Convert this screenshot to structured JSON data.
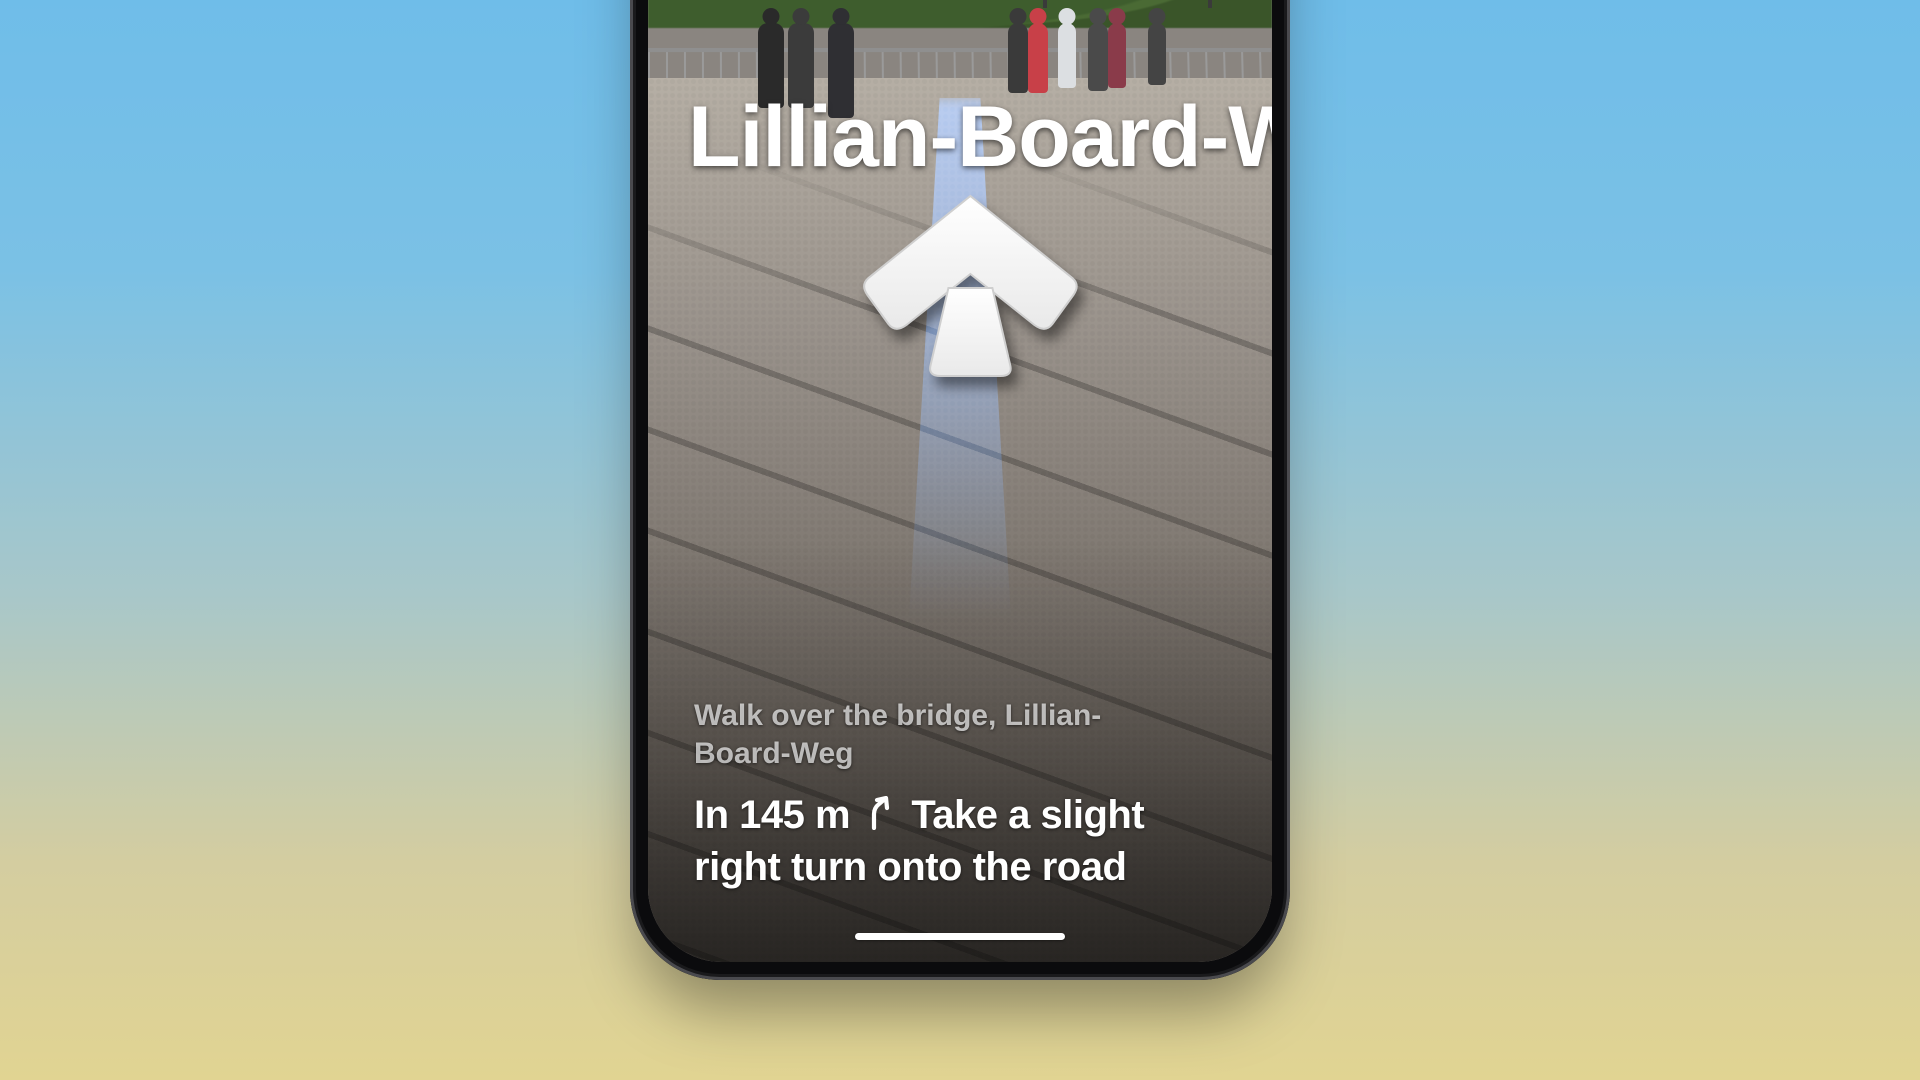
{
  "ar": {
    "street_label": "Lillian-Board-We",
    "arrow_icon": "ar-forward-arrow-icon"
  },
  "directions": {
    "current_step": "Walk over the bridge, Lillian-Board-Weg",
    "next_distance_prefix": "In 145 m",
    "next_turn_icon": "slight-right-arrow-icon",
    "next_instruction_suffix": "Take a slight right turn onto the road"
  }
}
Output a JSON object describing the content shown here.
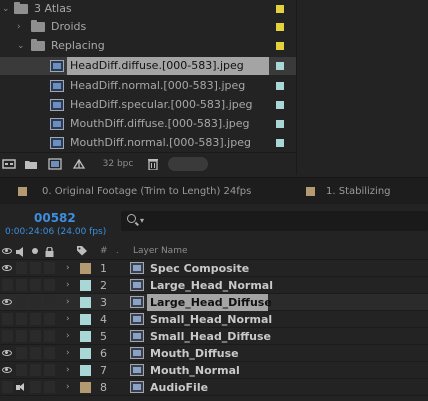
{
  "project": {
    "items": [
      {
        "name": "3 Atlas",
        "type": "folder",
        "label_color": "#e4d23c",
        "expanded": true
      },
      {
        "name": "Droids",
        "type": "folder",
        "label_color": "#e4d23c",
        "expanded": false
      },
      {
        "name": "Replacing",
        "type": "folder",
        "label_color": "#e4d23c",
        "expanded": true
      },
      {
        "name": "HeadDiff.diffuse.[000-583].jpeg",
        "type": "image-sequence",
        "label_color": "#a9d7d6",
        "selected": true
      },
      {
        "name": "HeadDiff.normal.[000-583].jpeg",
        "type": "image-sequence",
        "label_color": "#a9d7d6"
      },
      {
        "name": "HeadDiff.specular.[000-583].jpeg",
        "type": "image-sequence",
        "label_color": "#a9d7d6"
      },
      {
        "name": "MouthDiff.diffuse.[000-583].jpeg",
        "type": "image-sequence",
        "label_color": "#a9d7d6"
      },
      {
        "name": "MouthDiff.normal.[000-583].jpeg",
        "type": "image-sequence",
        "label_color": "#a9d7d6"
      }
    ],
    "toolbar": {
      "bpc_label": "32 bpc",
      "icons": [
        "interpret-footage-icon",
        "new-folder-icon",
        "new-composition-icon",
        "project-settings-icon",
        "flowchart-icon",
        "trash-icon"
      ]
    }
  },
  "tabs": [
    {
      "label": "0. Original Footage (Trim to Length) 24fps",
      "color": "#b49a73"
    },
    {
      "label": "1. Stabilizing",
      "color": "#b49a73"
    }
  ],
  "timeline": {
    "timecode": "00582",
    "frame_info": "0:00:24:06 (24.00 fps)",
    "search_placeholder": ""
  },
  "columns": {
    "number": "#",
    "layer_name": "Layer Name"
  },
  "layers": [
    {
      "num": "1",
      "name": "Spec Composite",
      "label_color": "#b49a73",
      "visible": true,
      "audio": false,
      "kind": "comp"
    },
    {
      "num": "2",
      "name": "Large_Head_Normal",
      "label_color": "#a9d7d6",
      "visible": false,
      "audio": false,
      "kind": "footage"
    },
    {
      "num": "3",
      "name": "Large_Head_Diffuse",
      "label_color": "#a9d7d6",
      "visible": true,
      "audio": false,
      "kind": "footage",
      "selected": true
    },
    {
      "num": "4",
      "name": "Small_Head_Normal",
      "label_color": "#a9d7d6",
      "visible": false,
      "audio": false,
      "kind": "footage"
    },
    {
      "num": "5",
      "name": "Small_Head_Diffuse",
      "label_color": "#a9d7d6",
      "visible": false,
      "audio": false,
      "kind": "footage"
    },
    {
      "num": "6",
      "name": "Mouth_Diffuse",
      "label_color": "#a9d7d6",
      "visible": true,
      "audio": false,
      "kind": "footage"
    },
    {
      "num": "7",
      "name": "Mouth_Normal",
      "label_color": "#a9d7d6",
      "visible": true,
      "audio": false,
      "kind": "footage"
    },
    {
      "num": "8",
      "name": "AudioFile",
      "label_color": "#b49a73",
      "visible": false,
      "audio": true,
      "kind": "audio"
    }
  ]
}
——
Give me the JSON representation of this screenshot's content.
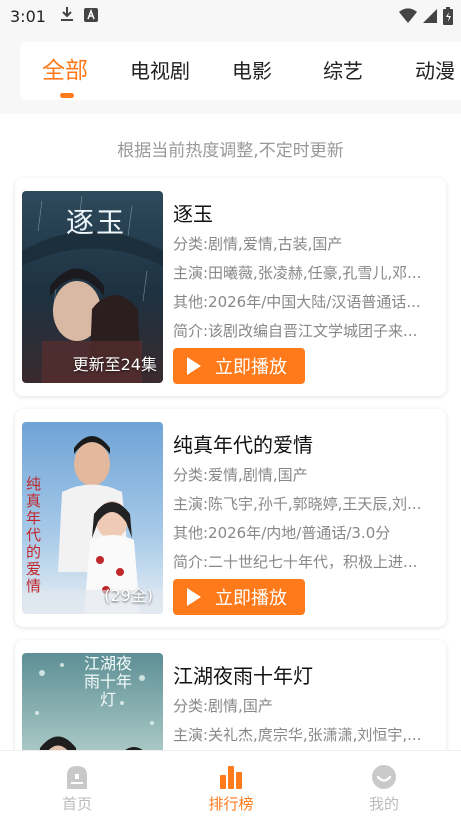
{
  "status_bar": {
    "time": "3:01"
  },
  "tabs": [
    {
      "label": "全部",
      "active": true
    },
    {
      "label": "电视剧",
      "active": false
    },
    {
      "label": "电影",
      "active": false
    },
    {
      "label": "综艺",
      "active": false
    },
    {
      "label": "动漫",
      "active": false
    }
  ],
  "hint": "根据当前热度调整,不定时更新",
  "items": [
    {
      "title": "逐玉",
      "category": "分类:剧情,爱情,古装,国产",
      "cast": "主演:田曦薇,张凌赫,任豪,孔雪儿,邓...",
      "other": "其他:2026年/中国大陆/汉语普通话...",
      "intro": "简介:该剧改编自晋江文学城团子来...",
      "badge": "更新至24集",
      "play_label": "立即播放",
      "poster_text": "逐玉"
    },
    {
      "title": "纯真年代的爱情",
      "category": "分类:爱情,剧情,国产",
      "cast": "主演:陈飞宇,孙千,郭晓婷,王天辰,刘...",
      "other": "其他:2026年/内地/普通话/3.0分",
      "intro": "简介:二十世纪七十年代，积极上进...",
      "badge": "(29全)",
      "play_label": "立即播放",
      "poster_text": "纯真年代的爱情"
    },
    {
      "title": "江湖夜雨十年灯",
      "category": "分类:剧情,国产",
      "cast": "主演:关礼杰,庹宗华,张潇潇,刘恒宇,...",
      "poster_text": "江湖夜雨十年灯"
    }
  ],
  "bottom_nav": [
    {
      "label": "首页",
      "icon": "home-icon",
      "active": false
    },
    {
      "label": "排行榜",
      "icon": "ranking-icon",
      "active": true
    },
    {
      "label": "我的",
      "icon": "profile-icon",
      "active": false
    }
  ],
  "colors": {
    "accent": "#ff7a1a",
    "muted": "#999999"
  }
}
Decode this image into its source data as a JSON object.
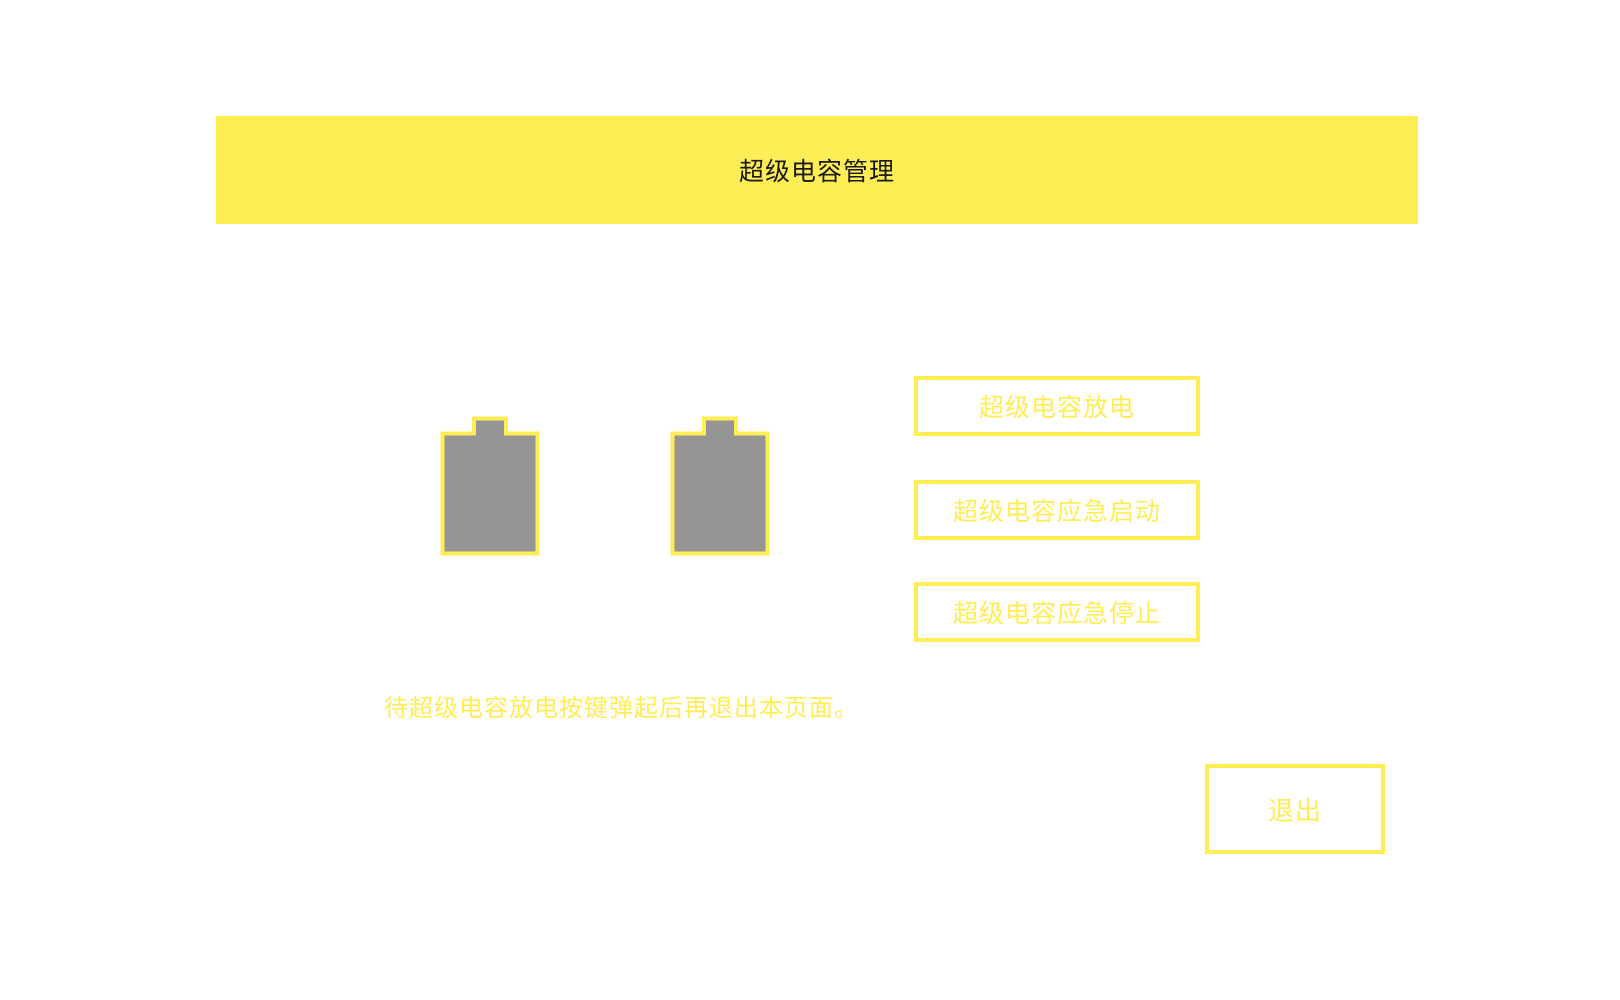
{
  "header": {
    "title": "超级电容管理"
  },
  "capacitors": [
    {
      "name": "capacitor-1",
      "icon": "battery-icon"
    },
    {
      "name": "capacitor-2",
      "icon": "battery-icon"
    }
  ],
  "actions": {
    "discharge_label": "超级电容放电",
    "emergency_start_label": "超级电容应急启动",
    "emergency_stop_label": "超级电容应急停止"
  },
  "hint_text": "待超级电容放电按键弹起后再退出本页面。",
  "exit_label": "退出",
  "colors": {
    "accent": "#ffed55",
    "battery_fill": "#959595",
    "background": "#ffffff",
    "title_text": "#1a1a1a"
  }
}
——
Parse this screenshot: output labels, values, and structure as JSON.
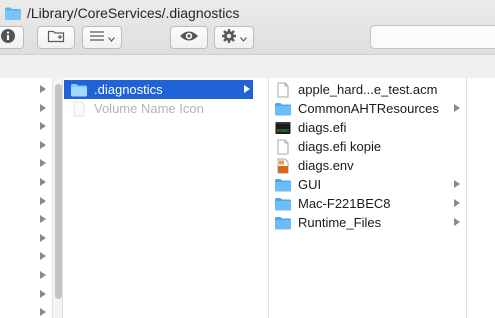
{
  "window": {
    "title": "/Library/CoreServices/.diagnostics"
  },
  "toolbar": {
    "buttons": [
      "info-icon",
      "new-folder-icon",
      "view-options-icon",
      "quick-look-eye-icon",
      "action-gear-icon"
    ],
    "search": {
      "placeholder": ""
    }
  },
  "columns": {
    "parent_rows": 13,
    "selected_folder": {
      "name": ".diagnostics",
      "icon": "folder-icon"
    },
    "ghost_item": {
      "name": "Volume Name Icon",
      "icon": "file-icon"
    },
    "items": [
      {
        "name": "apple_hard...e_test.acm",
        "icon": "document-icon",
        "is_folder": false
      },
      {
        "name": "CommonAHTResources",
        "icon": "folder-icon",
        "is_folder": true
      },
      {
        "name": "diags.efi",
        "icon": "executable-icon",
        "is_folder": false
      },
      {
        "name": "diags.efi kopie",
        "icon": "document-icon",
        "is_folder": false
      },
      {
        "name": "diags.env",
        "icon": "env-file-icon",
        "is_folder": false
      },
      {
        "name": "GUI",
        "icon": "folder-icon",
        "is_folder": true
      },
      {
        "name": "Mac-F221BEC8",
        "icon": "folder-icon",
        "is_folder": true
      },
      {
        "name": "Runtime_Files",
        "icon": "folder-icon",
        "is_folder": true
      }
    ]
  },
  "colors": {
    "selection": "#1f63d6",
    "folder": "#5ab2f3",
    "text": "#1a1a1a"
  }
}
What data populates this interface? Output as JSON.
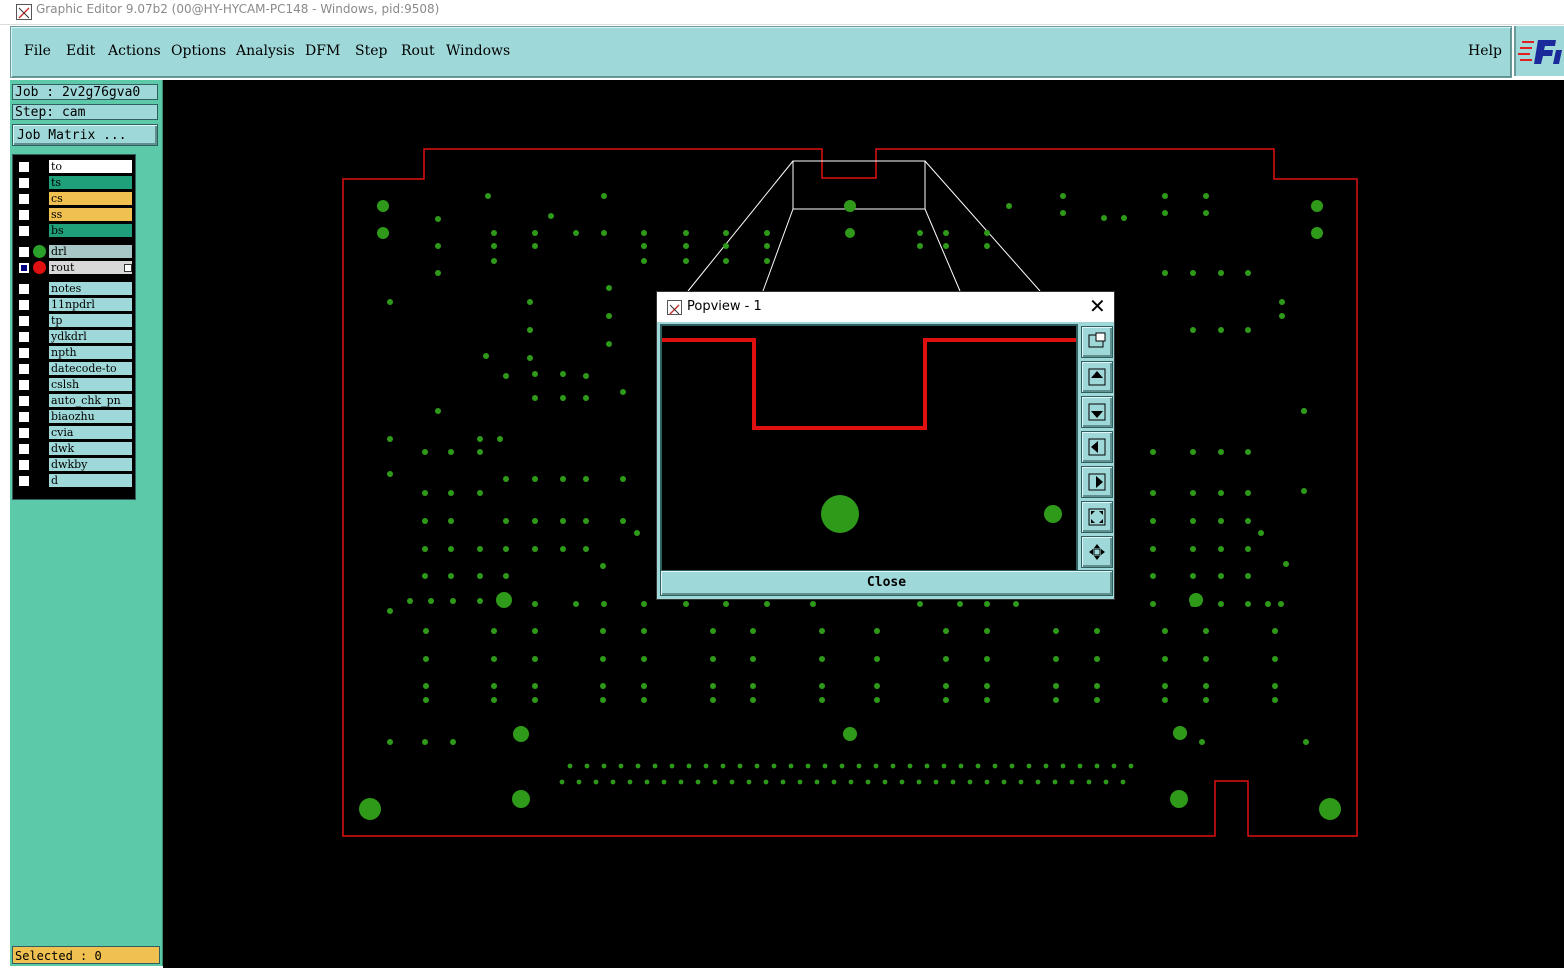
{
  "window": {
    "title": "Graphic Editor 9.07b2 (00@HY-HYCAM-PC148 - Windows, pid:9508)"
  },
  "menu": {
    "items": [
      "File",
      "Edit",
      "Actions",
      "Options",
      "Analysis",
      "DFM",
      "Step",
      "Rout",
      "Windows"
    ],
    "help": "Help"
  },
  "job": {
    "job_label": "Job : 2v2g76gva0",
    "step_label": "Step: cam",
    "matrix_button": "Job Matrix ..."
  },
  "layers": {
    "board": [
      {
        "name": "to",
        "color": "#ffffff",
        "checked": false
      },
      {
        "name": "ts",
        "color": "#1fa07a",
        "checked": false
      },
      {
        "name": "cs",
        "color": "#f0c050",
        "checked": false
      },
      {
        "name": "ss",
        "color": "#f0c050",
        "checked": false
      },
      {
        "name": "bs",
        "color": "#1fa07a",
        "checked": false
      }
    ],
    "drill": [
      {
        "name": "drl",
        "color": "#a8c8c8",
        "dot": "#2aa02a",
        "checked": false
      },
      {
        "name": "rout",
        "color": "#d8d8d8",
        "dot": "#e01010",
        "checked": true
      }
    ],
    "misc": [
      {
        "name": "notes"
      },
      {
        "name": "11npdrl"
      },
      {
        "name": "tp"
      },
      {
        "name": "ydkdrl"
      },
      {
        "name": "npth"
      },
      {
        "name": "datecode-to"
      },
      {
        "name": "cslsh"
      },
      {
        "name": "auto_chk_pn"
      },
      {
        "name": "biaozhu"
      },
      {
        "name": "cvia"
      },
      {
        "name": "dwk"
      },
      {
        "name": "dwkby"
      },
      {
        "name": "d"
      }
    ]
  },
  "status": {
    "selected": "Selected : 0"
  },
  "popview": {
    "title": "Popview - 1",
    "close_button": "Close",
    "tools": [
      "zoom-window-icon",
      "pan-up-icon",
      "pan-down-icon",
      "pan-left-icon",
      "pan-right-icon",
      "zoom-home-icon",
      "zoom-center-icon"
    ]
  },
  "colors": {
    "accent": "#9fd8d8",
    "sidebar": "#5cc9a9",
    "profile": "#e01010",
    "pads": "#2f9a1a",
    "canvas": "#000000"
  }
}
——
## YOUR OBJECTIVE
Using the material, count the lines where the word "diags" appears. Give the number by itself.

## SOLUTION TO THIS PROBLEM
3